Cormo announced in May 2019 it was building its first U.S. production facility in Rushville to convert the crop residue, known as corn stover, into value-added products - a peat moss substitute and foam-like construction material.

This company has utilized the patented process at Cormo’s pilot plant in France since 2016.

It had planned to collect its inaugural harvest of about 250 acres this past fall, but it admits the timeline may have been too aggressive. Cormo also did not get a facility built in 2019 as it had hoped.

“For a variety of reasons. Just as one example, getting steel for buildings can take up to six months now because of the issues that we have for China,” said Muehlbauer, referring to a lengthy trade dispute between the U.S and China.

But the company did find an existing 100,000-square-foot vacant building in Rushville, which will serve as an interim home.

“Since our equipment is relatively mobile, it will serve as a great home for the next 12-24 months and allow us to focus on operations first, without all the time pressure of building,” said Muehlbauer.

Harvesting stover for Cormo is a two-step process. Once farmers harvest the grain, they’ll make a second pass over the field about a month later, or more, to cut the remaining stalk. Muehlbauer says the additional time allows moisture and nutrients in the stalk to get drawn back into the ground.

The delayed secondary harvest also gives Cormo time to stagger its production window.

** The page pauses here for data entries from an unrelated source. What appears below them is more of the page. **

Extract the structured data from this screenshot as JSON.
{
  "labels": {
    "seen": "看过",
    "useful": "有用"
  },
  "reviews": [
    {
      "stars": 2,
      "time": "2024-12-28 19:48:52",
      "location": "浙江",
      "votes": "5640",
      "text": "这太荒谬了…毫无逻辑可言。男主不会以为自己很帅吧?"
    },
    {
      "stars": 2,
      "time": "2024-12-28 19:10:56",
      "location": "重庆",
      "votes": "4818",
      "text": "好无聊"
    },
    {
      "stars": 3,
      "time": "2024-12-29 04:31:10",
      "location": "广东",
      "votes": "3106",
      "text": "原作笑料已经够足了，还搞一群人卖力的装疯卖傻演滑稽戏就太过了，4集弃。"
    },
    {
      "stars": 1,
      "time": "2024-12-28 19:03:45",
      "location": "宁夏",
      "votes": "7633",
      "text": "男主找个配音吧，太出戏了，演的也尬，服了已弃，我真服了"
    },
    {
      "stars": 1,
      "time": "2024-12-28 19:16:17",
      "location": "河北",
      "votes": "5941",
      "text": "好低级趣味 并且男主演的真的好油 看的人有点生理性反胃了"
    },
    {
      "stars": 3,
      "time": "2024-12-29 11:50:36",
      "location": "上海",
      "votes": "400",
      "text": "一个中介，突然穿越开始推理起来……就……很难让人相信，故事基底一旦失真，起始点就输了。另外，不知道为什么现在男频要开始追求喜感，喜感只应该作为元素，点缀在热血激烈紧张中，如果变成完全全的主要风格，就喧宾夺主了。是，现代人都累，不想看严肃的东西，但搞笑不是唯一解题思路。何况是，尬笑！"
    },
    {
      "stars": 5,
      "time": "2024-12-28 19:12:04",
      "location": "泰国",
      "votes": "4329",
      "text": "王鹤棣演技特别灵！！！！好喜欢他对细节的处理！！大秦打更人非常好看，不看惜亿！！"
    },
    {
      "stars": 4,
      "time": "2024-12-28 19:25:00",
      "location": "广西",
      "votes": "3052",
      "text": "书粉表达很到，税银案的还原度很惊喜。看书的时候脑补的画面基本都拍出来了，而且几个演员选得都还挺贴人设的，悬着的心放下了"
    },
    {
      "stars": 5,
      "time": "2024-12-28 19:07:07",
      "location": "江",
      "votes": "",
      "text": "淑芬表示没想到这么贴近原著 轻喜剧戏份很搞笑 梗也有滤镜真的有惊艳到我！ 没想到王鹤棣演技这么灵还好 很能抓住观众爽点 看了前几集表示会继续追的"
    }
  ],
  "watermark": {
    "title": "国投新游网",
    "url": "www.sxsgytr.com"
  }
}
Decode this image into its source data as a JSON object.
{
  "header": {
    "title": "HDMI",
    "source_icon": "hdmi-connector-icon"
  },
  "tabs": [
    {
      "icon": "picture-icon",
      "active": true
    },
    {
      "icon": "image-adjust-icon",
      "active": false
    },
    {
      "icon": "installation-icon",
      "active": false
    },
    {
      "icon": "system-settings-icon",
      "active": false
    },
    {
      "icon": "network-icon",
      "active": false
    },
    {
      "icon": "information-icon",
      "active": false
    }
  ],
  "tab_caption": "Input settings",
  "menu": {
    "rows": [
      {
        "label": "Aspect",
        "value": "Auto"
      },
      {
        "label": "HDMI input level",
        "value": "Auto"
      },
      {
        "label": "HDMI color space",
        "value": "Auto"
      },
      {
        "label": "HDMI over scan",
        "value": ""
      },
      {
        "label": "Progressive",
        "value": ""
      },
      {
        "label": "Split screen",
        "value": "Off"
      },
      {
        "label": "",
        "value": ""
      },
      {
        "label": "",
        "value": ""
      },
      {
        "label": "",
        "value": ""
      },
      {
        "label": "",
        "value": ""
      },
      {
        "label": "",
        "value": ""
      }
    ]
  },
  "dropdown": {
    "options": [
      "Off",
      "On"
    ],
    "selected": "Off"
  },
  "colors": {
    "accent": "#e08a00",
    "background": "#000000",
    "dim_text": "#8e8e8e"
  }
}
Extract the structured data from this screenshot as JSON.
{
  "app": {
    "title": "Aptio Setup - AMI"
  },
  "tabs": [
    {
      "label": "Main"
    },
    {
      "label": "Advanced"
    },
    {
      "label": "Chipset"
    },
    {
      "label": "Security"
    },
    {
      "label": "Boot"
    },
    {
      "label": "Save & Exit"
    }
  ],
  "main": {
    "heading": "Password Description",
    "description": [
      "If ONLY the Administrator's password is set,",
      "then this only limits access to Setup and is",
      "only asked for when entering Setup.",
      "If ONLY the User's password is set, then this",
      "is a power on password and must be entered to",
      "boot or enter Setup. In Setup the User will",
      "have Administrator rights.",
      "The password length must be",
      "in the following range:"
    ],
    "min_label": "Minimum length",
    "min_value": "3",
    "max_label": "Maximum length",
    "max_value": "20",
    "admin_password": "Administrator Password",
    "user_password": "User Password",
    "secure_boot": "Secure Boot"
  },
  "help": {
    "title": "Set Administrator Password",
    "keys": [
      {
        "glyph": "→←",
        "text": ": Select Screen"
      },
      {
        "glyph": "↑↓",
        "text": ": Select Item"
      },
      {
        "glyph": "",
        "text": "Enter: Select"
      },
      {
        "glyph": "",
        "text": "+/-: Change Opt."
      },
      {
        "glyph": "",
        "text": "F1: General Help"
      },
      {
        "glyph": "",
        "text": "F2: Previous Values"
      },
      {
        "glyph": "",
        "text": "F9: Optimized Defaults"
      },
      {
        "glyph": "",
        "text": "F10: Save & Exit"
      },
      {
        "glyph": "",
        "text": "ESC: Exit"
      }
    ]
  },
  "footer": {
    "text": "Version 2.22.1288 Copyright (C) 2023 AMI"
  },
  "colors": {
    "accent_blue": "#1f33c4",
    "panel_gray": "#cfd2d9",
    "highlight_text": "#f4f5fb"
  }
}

“We like to space it out as it comes off the field because once we get the stover, we have to process it within two to three days.”

For farmers, it gives them the flexibility to return to the field after the grain is in the bin. They can chop the standing stalk in January and February when the ground is frozen.

The idea of collecting stover is not new as some farmers already bale stalks for livestock feed. In corn-rich Iowa, some farmers get paid by South Dakota-based POET Energy to collect the crop residue which gets turned into cellulosic ethanol.

Indiana doesn’t have the same market demand for “crop waste” which is why Cormo selected the Hoosier state, giving Indiana farmers a chance to earn more on the same plot of land.

While the company is not disclosing how much they will be paying farmers, they do say the average farmer “can increase profitability by 15-30% on the same acre.” 

Muehlbauer realizes the “grain is the gold” to Indiana farmers, but with a value-added option for stover, crop residue could become a cash reserve.